> _Your task_
Each entry is to be output precisely as it appears.

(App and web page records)
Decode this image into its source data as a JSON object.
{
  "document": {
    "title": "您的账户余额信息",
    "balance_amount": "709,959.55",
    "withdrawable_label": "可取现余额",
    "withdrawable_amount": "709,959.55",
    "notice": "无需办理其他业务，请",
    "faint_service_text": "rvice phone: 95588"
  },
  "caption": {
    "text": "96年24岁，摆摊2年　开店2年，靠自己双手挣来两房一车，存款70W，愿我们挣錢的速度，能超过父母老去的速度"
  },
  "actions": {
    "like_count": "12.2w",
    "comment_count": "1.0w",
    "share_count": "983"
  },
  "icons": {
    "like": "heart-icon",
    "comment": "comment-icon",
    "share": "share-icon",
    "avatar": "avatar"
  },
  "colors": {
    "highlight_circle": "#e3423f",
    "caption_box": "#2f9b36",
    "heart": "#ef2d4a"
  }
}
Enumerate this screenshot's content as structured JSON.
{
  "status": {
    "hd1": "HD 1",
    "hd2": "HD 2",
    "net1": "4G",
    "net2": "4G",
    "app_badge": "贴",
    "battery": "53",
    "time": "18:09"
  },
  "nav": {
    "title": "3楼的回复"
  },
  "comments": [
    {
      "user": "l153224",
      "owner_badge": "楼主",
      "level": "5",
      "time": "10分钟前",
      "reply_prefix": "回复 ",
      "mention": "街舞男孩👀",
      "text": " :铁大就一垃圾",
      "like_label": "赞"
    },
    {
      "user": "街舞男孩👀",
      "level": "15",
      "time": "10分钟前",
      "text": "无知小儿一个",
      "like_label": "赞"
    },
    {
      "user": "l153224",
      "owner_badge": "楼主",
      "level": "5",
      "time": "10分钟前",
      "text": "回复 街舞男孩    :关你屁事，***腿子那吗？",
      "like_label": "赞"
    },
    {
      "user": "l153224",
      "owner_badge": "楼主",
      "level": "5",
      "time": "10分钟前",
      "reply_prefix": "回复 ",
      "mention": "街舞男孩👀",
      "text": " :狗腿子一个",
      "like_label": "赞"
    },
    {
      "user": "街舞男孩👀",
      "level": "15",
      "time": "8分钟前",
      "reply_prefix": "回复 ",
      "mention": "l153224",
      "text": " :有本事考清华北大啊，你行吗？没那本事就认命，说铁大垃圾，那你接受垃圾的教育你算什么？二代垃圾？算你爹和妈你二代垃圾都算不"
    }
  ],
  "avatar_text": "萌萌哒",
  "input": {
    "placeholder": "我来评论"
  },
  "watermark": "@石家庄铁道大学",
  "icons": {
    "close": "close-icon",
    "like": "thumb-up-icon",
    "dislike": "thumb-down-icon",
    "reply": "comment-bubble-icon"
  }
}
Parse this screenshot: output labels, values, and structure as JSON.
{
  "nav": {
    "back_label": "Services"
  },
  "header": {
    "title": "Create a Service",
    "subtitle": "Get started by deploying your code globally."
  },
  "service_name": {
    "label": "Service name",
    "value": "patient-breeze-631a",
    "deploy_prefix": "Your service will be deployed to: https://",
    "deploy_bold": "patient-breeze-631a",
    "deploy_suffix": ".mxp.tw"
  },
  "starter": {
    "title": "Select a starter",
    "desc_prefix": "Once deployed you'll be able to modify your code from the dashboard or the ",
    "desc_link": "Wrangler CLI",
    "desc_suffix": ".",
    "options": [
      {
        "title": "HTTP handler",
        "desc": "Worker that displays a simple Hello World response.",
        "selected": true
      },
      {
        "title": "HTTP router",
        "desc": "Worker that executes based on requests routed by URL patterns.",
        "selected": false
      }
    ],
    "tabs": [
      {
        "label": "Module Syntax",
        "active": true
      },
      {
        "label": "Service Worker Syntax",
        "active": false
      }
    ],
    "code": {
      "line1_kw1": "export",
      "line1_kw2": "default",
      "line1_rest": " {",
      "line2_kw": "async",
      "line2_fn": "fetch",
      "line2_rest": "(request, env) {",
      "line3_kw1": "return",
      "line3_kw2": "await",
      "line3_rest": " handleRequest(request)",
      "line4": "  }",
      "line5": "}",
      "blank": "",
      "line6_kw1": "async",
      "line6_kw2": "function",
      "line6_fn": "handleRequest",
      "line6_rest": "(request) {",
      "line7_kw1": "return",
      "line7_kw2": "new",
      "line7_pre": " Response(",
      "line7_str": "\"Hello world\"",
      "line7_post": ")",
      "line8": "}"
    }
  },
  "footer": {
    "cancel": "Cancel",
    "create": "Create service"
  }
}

> _Response area_
Decode this image into its source data as a JSON object.
{
  "document": {
    "title": "您的账户余额信息",
    "balance_amount": "709,959.55",
    "withdrawable_label": "可取现余额",
    "withdrawable_amount": "709,959.55",
    "notice": "无需办理其他业务，请",
    "faint_service_text": "rvice phone: 95588"
  },
  "caption": {
    "text": "96年24岁，摆摊2年　开店2年，靠自己双手挣来两房一车，存款70W，愿我们挣錢的速度，能超过父母老去的速度"
  },
  "actions": {
    "like_count": "12.2w",
    "comment_count": "1.0w",
    "share_count": "983"
  },
  "icons": {
    "like": "heart-icon",
    "comment": "comment-icon",
    "share": "share-icon",
    "avatar": "avatar"
  },
  "colors": {
    "highlight_circle": "#e3423f",
    "caption_box": "#2f9b36",
    "heart": "#ef2d4a"
  }
}
Enumerate this screenshot's content as structured JSON.
{
  "status": {
    "hd1": "HD 1",
    "hd2": "HD 2",
    "net1": "4G",
    "net2": "4G",
    "app_badge": "贴",
    "battery": "53",
    "time": "18:09"
  },
  "nav": {
    "title": "3楼的回复"
  },
  "comments": [
    {
      "user": "l153224",
      "owner_badge": "楼主",
      "level": "5",
      "time": "10分钟前",
      "reply_prefix": "回复 ",
      "mention": "街舞男孩👀",
      "text": " :铁大就一垃圾",
      "like_label": "赞"
    },
    {
      "user": "街舞男孩👀",
      "level": "15",
      "time": "10分钟前",
      "text": "无知小儿一个",
      "like_label": "赞"
    },
    {
      "user": "l153224",
      "owner_badge": "楼主",
      "level": "5",
      "time": "10分钟前",
      "text": "回复 街舞男孩    :关你屁事，***腿子那吗？",
      "like_label": "赞"
    },
    {
      "user": "l153224",
      "owner_badge": "楼主",
      "level": "5",
      "time": "10分钟前",
      "reply_prefix": "回复 ",
      "mention": "街舞男孩👀",
      "text": " :狗腿子一个",
      "like_label": "赞"
    },
    {
      "user": "街舞男孩👀",
      "level": "15",
      "time": "8分钟前",
      "reply_prefix": "回复 ",
      "mention": "l153224",
      "text": " :有本事考清华北大啊，你行吗？没那本事就认命，说铁大垃圾，那你接受垃圾的教育你算什么？二代垃圾？算你爹和妈你二代垃圾都算不"
    }
  ],
  "avatar_text": "萌萌哒",
  "input": {
    "placeholder": "我来评论"
  },
  "watermark": "@石家庄铁道大学",
  "icons": {
    "close": "close-icon",
    "like": "thumb-up-icon",
    "dislike": "thumb-down-icon",
    "reply": "comment-bubble-icon"
  }
}
Parse this screenshot: output labels, values, and structure as JSON.
{
  "nav": {
    "back_label": "Services"
  },
  "header": {
    "title": "Create a Service",
    "subtitle": "Get started by deploying your code globally."
  },
  "service_name": {
    "label": "Service name",
    "value": "patient-breeze-631a",
    "deploy_prefix": "Your service will be deployed to: https://",
    "deploy_bold": "patient-breeze-631a",
    "deploy_suffix": ".mxp.tw"
  },
  "starter": {
    "title": "Select a starter",
    "desc_prefix": "Once deployed you'll be able to modify your code from the dashboard or the ",
    "desc_link": "Wrangler CLI",
    "desc_suffix": ".",
    "options": [
      {
        "title": "HTTP handler",
        "desc": "Worker that displays a simple Hello World response.",
        "selected": true
      },
      {
        "title": "HTTP router",
        "desc": "Worker that executes based on requests routed by URL patterns.",
        "selected": false
      }
    ],
    "tabs": [
      {
        "label": "Module Syntax",
        "active": true
      },
      {
        "label": "Service Worker Syntax",
        "active": false
      }
    ],
    "code": {
      "line1_kw1": "export",
      "line1_kw2": "default",
      "line1_rest": " {",
      "line2_kw": "async",
      "line2_fn": "fetch",
      "line2_rest": "(request, env) {",
      "line3_kw1": "return",
      "line3_kw2": "await",
      "line3_rest": " handleRequest(request)",
      "line4": "  }",
      "line5": "}",
      "blank": "",
      "line6_kw1": "async",
      "line6_kw2": "function",
      "line6_fn": "handleRequest",
      "line6_rest": "(request) {",
      "line7_kw1": "return",
      "line7_kw2": "new",
      "line7_pre": " Response(",
      "line7_str": "\"Hello world\"",
      "line7_post": ")",
      "line8": "}"
    }
  },
  "footer": {
    "cancel": "Cancel",
    "create": "Create service"
  }
}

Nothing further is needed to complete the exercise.